◆ Your instructions ◆
Word for word, copy the lines from the one with "Transcribe this image's" to the last line of the data below, counting both, and keep every picture out.

[Website and app data records]
• • • • •

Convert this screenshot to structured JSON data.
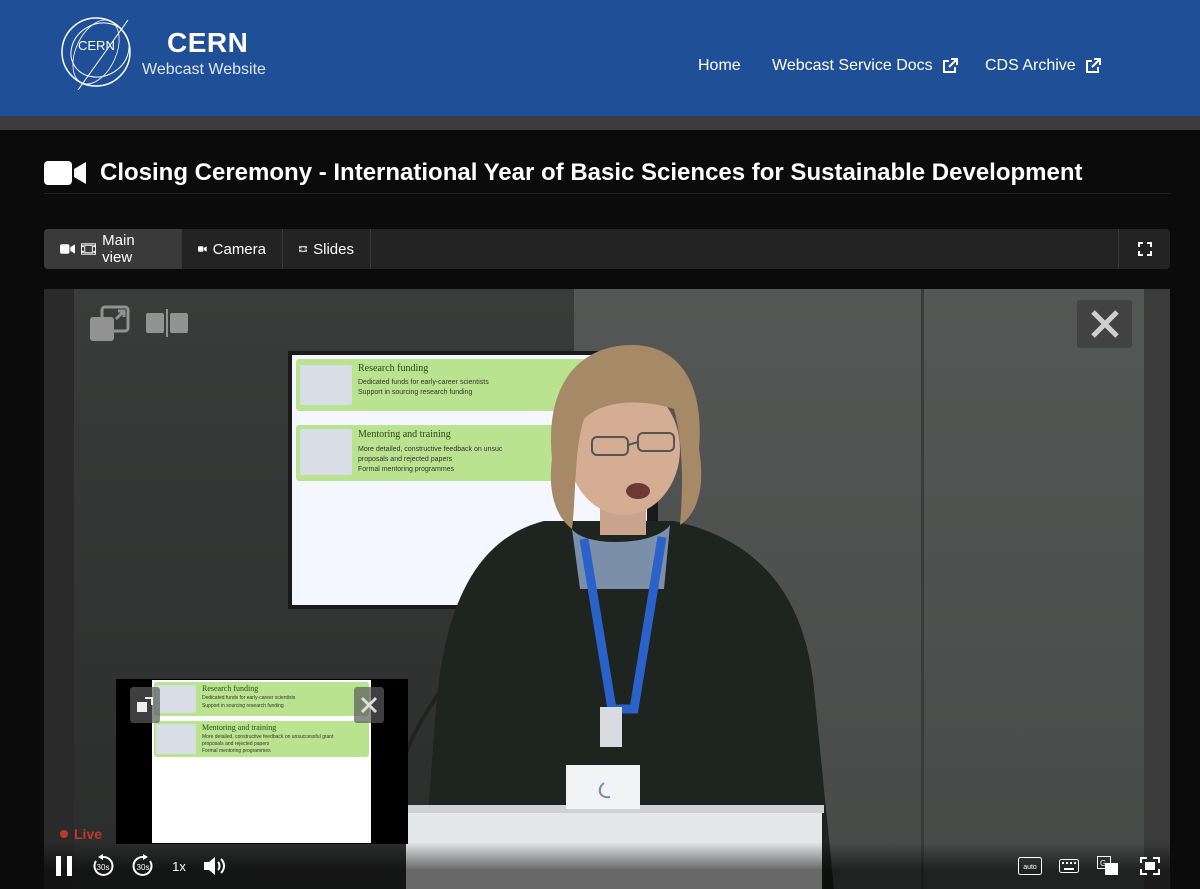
{
  "header": {
    "logo_text": "CERN",
    "brand_title": "CERN",
    "brand_subtitle": "Webcast Website",
    "nav": [
      {
        "label": "Home"
      },
      {
        "label": "Webcast Service Docs",
        "external": true
      },
      {
        "label": "CDS Archive",
        "external": true
      }
    ]
  },
  "event": {
    "title": "Closing Ceremony - International Year of Basic Sciences for Sustainable Development"
  },
  "tabs": [
    {
      "label": "Main view",
      "icons": [
        "camera-icon",
        "film-icon"
      ],
      "active": true
    },
    {
      "label": "Camera",
      "icons": [
        "camera-icon"
      ],
      "active": false
    },
    {
      "label": "Slides",
      "icons": [
        "film-icon"
      ],
      "active": false
    }
  ],
  "slide": {
    "section1_title": "Research funding",
    "section1_items": [
      "Dedicated funds for early-career scientists",
      "Support in sourcing research funding"
    ],
    "section2_title": "Mentoring and training",
    "section2_items_big": [
      "More detailed, constructive feedback on unsuc",
      "proposals and rejected papers",
      "Formal mentoring programmes"
    ],
    "section2_items_pip": [
      "More detailed, constructive feedback on unsuccessful grant",
      "proposals and rejected papers",
      "Formal mentoring programmes"
    ]
  },
  "player": {
    "live_label": "Live",
    "rewind_label": "30s",
    "forward_label": "30s",
    "speed_label": "1x",
    "quality_label": "auto",
    "state": "playing"
  },
  "colors": {
    "header_bg": "#1f4f96",
    "page_bg": "#0b0b0b",
    "live_red": "#c0392b",
    "slide_green": "#b9e38f"
  }
}
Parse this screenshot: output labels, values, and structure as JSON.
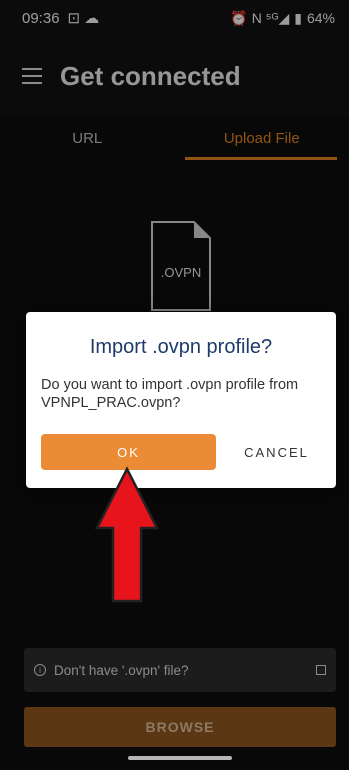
{
  "status_bar": {
    "time": "09:36",
    "notif_icons": "⊡ ☁",
    "right_icons": "⏰ N ⁵ᴳ◢",
    "battery": "64%"
  },
  "appbar": {
    "title": "Get connected"
  },
  "tabs": [
    {
      "label": "URL",
      "active": false
    },
    {
      "label": "Upload File",
      "active": true
    }
  ],
  "file_icon": {
    "label": ".OVPN"
  },
  "dialog": {
    "title": "Import .ovpn profile?",
    "message": "Do you want to import .ovpn profile from VPNPL_PRAC.ovpn?",
    "ok_label": "OK",
    "cancel_label": "CANCEL"
  },
  "help": {
    "text": "Don't have '.ovpn' file?"
  },
  "browse": {
    "label": "BROWSE"
  },
  "colors": {
    "accent": "#e07f20",
    "arrow": "#e8141c",
    "dialog_title": "#1f3b6a"
  }
}
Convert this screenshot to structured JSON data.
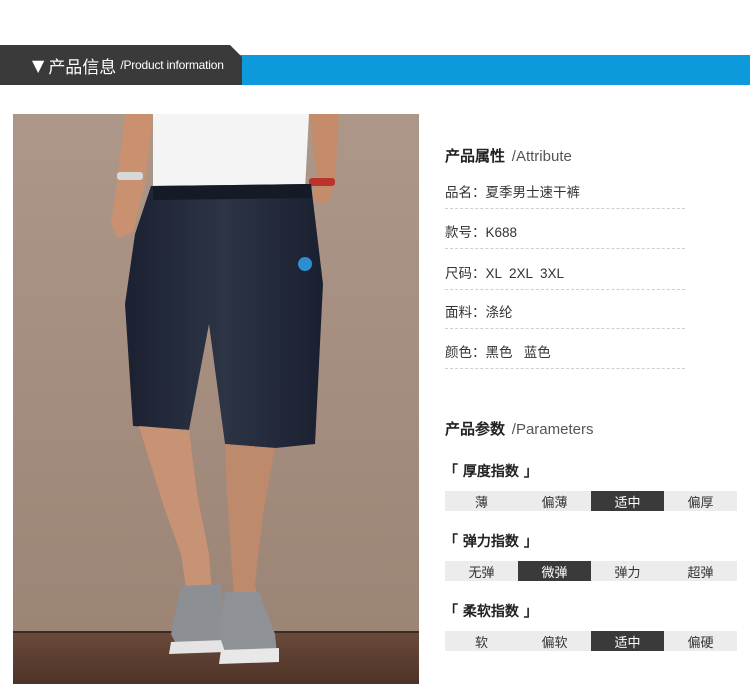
{
  "header": {
    "arrow": "▼",
    "title_zh": "产品信息",
    "title_en": "/Product information"
  },
  "colors": {
    "header_blue": "#0d99dc",
    "header_dark": "#3a3a3a",
    "selected_segment": "#3a3a3a",
    "scale_background": "#ececec"
  },
  "attributes": {
    "title_zh": "产品属性",
    "title_en": "/Attribute",
    "rows": [
      {
        "label": "品名：",
        "value": "夏季男士速干裤"
      },
      {
        "label": "款号：",
        "value": "K688"
      },
      {
        "label": "尺码：",
        "value": "XL  2XL  3XL"
      },
      {
        "label": "面料：",
        "value": "涤纶"
      },
      {
        "label": "颜色：",
        "value": "黑色   蓝色"
      }
    ]
  },
  "parameters": {
    "title_zh": "产品参数",
    "title_en": "/Parameters",
    "indices": [
      {
        "title": "「 厚度指数 」",
        "options": [
          "薄",
          "偏薄",
          "适中",
          "偏厚"
        ],
        "selected": 2
      },
      {
        "title": "「 弹力指数 」",
        "options": [
          "无弹",
          "微弹",
          "弹力",
          "超弹"
        ],
        "selected": 1
      },
      {
        "title": "「 柔软指数 」",
        "options": [
          "软",
          "偏软",
          "适中",
          "偏硬"
        ],
        "selected": 2
      }
    ]
  }
}
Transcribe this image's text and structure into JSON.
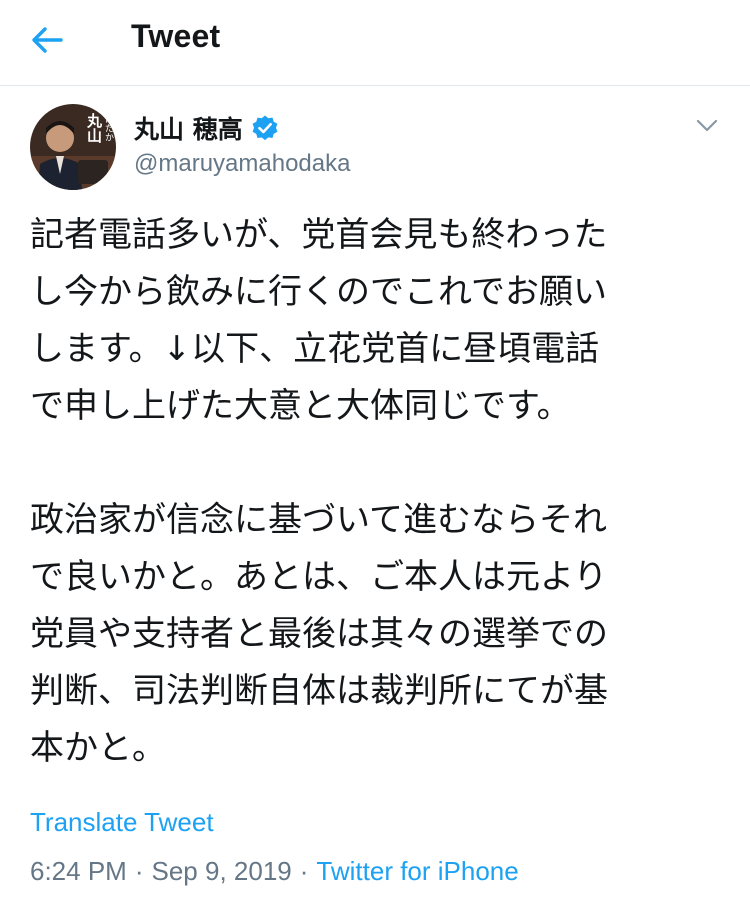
{
  "header": {
    "title": "Tweet",
    "back_icon": "arrow-left-icon"
  },
  "tweet": {
    "author": {
      "name": "丸山 穂高",
      "handle": "@maruyamahodaka",
      "verified": true,
      "avatar_text": "丸山",
      "avatar_subtext": "ほだか"
    },
    "text": "記者電話多いが、党首会見も終わった\nし今から飲みに行くのでこれでお願い\nします。↓以下、立花党首に昼頃電話\nで申し上げた大意と大体同じです。\n\n政治家が信念に基づいて進むならそれ\nで良いかと。あとは、ご本人は元より\n党員や支持者と最後は其々の選挙での\n判断、司法判断自体は裁判所にてが基\n本かと。",
    "translate_label": "Translate Tweet",
    "time": "6:24 PM",
    "separator": "·",
    "date": "Sep 9, 2019",
    "source": "Twitter for iPhone"
  },
  "colors": {
    "accent": "#1da1f2",
    "secondary_text": "#657786",
    "primary_text": "#14171a",
    "divider": "#e1e8ed"
  }
}
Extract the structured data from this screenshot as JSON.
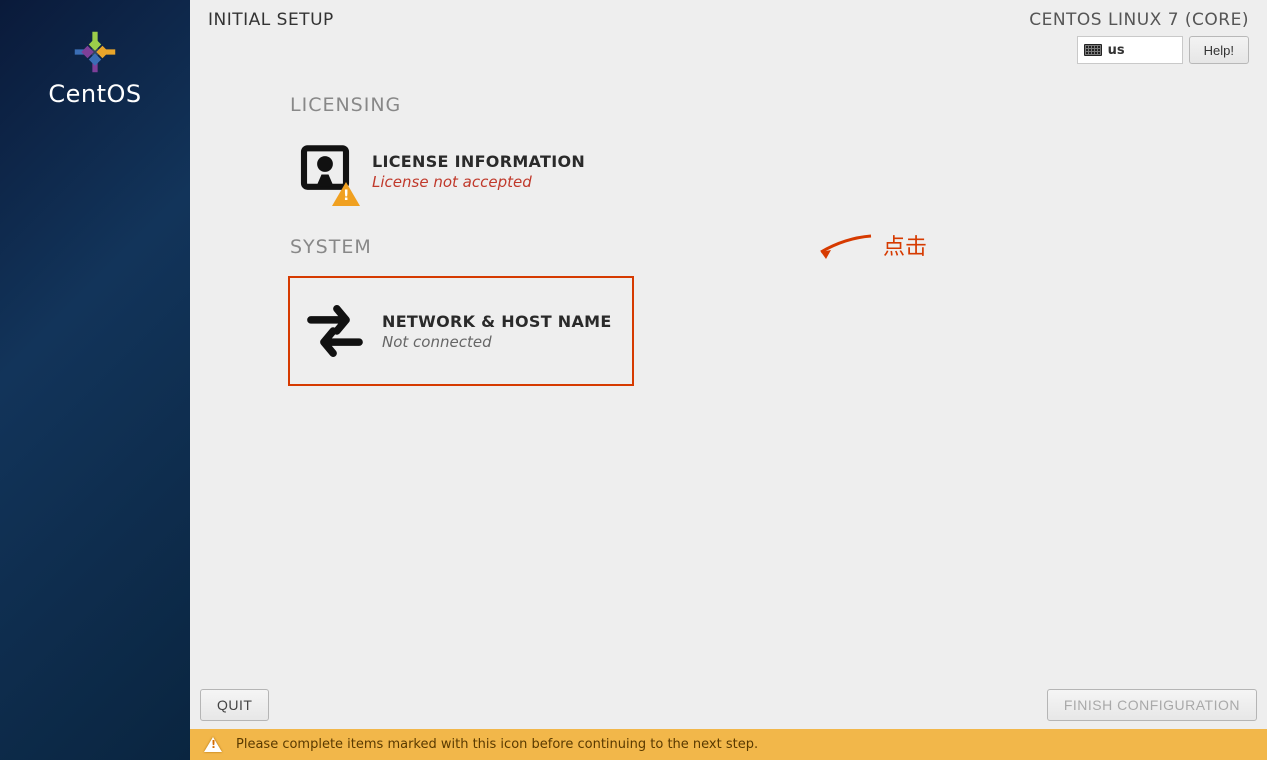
{
  "sidebar": {
    "product_name": "CentOS"
  },
  "header": {
    "title": "INITIAL SETUP",
    "distro": "CENTOS LINUX 7 (CORE)",
    "keyboard_layout": "us",
    "help_label": "Help!"
  },
  "sections": {
    "licensing": {
      "label": "LICENSING",
      "spoke": {
        "title": "LICENSE INFORMATION",
        "status": "License not accepted",
        "status_warn": true
      }
    },
    "system": {
      "label": "SYSTEM",
      "spoke": {
        "title": "NETWORK & HOST NAME",
        "status": "Not connected",
        "status_warn": false
      }
    }
  },
  "annotation": {
    "text": "点击"
  },
  "footer": {
    "quit_label": "QUIT",
    "finish_label": "FINISH CONFIGURATION"
  },
  "warning_bar": {
    "message": "Please complete items marked with this icon before continuing to the next step."
  }
}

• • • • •

◆ Written response ◆
Transcribe this image's text and structure into JSON.
{
  "header": {
    "title": "Tweet",
    "back_icon": "arrow-left-icon"
  },
  "tweet": {
    "author": {
      "name": "丸山 穂高",
      "handle": "@maruyamahodaka",
      "verified": true,
      "avatar_text": "丸山",
      "avatar_subtext": "ほだか"
    },
    "text": "記者電話多いが、党首会見も終わった\nし今から飲みに行くのでこれでお願い\nします。↓以下、立花党首に昼頃電話\nで申し上げた大意と大体同じです。\n\n政治家が信念に基づいて進むならそれ\nで良いかと。あとは、ご本人は元より\n党員や支持者と最後は其々の選挙での\n判断、司法判断自体は裁判所にてが基\n本かと。",
    "translate_label": "Translate Tweet",
    "time": "6:24 PM",
    "separator": "·",
    "date": "Sep 9, 2019",
    "source": "Twitter for iPhone"
  },
  "colors": {
    "accent": "#1da1f2",
    "secondary_text": "#657786",
    "primary_text": "#14171a",
    "divider": "#e1e8ed"
  }
}
Extract the structured data from this screenshot as JSON.
{
  "sidebar": {
    "product_name": "CentOS"
  },
  "header": {
    "title": "INITIAL SETUP",
    "distro": "CENTOS LINUX 7 (CORE)",
    "keyboard_layout": "us",
    "help_label": "Help!"
  },
  "sections": {
    "licensing": {
      "label": "LICENSING",
      "spoke": {
        "title": "LICENSE INFORMATION",
        "status": "License not accepted",
        "status_warn": true
      }
    },
    "system": {
      "label": "SYSTEM",
      "spoke": {
        "title": "NETWORK & HOST NAME",
        "status": "Not connected",
        "status_warn": false
      }
    }
  },
  "annotation": {
    "text": "点击"
  },
  "footer": {
    "quit_label": "QUIT",
    "finish_label": "FINISH CONFIGURATION"
  },
  "warning_bar": {
    "message": "Please complete items marked with this icon before continuing to the next step."
  }
}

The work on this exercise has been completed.